_WHAT THE TASK ASKS_. A complete response lists each line of the data below that includes the word "ellipse".

_RECORDS TO PROCESS_.
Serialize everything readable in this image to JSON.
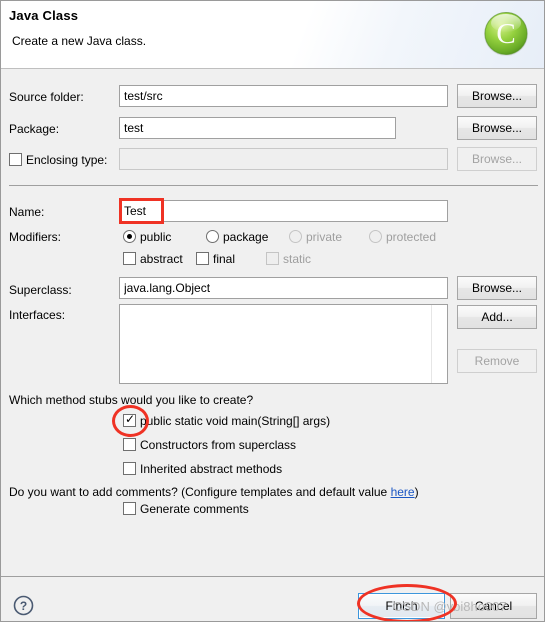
{
  "dialog": {
    "header": {
      "title": "Java Class",
      "subtitle": "Create a new Java class.",
      "icon": "java-class-green-c-icon"
    },
    "fields": {
      "source_folder": {
        "label": "Source folder:",
        "value": "test/src",
        "browse_label": "Browse..."
      },
      "package": {
        "label": "Package:",
        "value": "test",
        "browse_label": "Browse..."
      },
      "enclosing_type": {
        "label": "Enclosing type:",
        "value": "",
        "checked": false,
        "browse_label": "Browse..."
      },
      "name": {
        "label": "Name:",
        "value": "Test"
      },
      "superclass": {
        "label": "Superclass:",
        "value": "java.lang.Object",
        "browse_label": "Browse..."
      },
      "interfaces": {
        "label": "Interfaces:",
        "items": [],
        "add_label": "Add...",
        "remove_label": "Remove"
      }
    },
    "modifiers": {
      "label": "Modifiers:",
      "access": [
        {
          "label": "public",
          "selected": true,
          "enabled": true
        },
        {
          "label": "package",
          "selected": false,
          "enabled": true
        },
        {
          "label": "private",
          "selected": false,
          "enabled": false
        },
        {
          "label": "protected",
          "selected": false,
          "enabled": false
        }
      ],
      "flags": [
        {
          "label": "abstract",
          "checked": false,
          "enabled": true
        },
        {
          "label": "final",
          "checked": false,
          "enabled": true
        },
        {
          "label": "static",
          "checked": false,
          "enabled": false
        }
      ]
    },
    "stubs": {
      "question": "Which method stubs would you like to create?",
      "options": [
        {
          "label": "public static void main(String[] args)",
          "checked": true
        },
        {
          "label": "Constructors from superclass",
          "checked": false
        },
        {
          "label": "Inherited abstract methods",
          "checked": false
        }
      ]
    },
    "comments": {
      "question_before": "Do you want to add comments? (Configure templates and default value ",
      "link": "here",
      "question_after": ")",
      "generate": {
        "label": "Generate comments",
        "checked": false
      }
    },
    "footer": {
      "help_icon": "help-question-icon",
      "finish_label": "Finish",
      "cancel_label": "Cancel",
      "watermark": "CSDN @ybi8ho007"
    },
    "annotations": {
      "name_highlight": "red-rectangle-around-name-value",
      "main_checkbox_highlight": "red-ellipse-around-main-checkbox",
      "finish_highlight": "red-ellipse-around-finish-button"
    },
    "colors": {
      "accent_red": "#ef3224",
      "link_blue": "#1a56c4",
      "focus_blue": "#3c96dc",
      "icon_green": "#7ac943"
    }
  }
}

_ANSWER TO THIS PROBLEM_.
      "main_checkbox_highlight": "red-ellipse-around-main-checkbox",
      "finish_highlight": "red-ellipse-around-finish-button"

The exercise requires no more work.